In Aachen, the city of the emperor Charlemagne and his marvelous cathedral, and its surroundings, the muezzin's call is not only at home. The city is also changing the name of its squares to make room for Islam. "Moscheeplatz" ("Mosque Square") is the new name of a public plaza in Aachen. The change was evidently desired by Mayor Marcel Philipp, in agreement with the Turkish DITIB: "I am very happy as mayor to have a Mosque Square", the mayor said.
On November 11, the muezzin arrived in Raunheim, a town on the outskirts of Frankfurt, the first in Hesse officially to allow prayer through loudspeakers every Friday and, during Ramadan, every day before sunset prayer.
"The principle of equality also applies to religion in a democratic society", explained Mayor Thomas Jühe. Then there is the question of demographics: 70% of Raunheim's population are migrants. "Here we have more Muslims than Christians", Jühe said.

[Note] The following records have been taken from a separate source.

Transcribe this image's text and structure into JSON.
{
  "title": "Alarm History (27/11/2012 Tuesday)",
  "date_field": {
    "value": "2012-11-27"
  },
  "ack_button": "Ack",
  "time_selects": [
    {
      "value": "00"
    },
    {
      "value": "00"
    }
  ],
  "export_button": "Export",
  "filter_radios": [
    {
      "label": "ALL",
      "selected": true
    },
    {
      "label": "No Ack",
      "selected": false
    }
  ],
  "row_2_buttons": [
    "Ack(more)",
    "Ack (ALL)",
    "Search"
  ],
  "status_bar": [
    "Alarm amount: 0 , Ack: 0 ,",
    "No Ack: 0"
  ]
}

Despite this, they say that the "Great Replacement" and the Islamization of Europe are just conspiracy theories. Have we really understood what the Europe of tomorrow will be like?
In an interview with Boulevard Voltaire, Thilo Sarrazin, the former head of Germany's central bank and author of two bestsellers on multiculturalism and Islam that shook up the debate in Germany, says the Cologne decision is perfectly in line with Germany's demographic future:
"The German population, if the trend continues, will die out in the next 100 years. In the last chapter of Germany is Disappearing, I sketched the direction that the situation will take over the next years... The decision in Cologne does not surprise me at all. It corresponds to my image of how things will evolve in this area. In France, I find that Michel Houellebecq sends the same message in his book Soumission".
Even the two major German establishment newspapers criticized the growing trend.
The Frankfurter Allgemeine Zeitung took sides against Cologne's decision to authorize the muezzin's prayer from 50 mosques in the city. Ronya Othmann wrote:
"In contrast to the adhan, the Islamic call to prayer, the ringing of bells is only a sound, not a message. 'Tolerance' is a word like 'diversity' and 'respect', an old gum chewed until it no longer has taste. If Erdogan has carpeted Alevis and Yazidi villages with mosques and made them resonate with Islamic belief five times a day, it is an act of Islamist submission and we should not allow [it in] Cologne".
The Süddeutsche Zeitung in Munich was also harsh:
"The call to prayer is not new in Germany. It has been playing in dozens of cities for a long time. The Christian West, if it still exists, will therefore not immediately fall. But Recep Tayyip Erdoğan once quoted a poem: 'Minarets are bayonets, domes are helmets, ... believers are soldiers'. One thing is undeniable: Islamism has been on the rise for decades. The rise to power of the Taliban in Afghanistan is hailed by Islamists as a triumph blessed with the power of faith. Then the transformation of Hagia Sophia into a mosque.... This may have little to do with the ideas and thinking of most Muslims in Germany. But for an Islamist, the adhan is the daily confirmation of the political mandate".
We now have loud music echoing from a tent above Leipzig's Willy-Brandt-Platz, huge green banners with Arabic lettering, and young people distributing leaflets to passers-by. Bild tells us that Muhammad's birthday is being celebrated in a major German city. If France is the country of Islamist aggression, Germany is the country of surrender. The Pew Research Center estimates that by 2050, Germany's Muslim population will be 17.5 million or 20% of the population. Today it is only 8%. Will the "city of the Three Magi" be renamed the "city of the Muezzins"?
Giulio Meotti, Cultural Editor for Il Foglio, is an Italian journalist and author.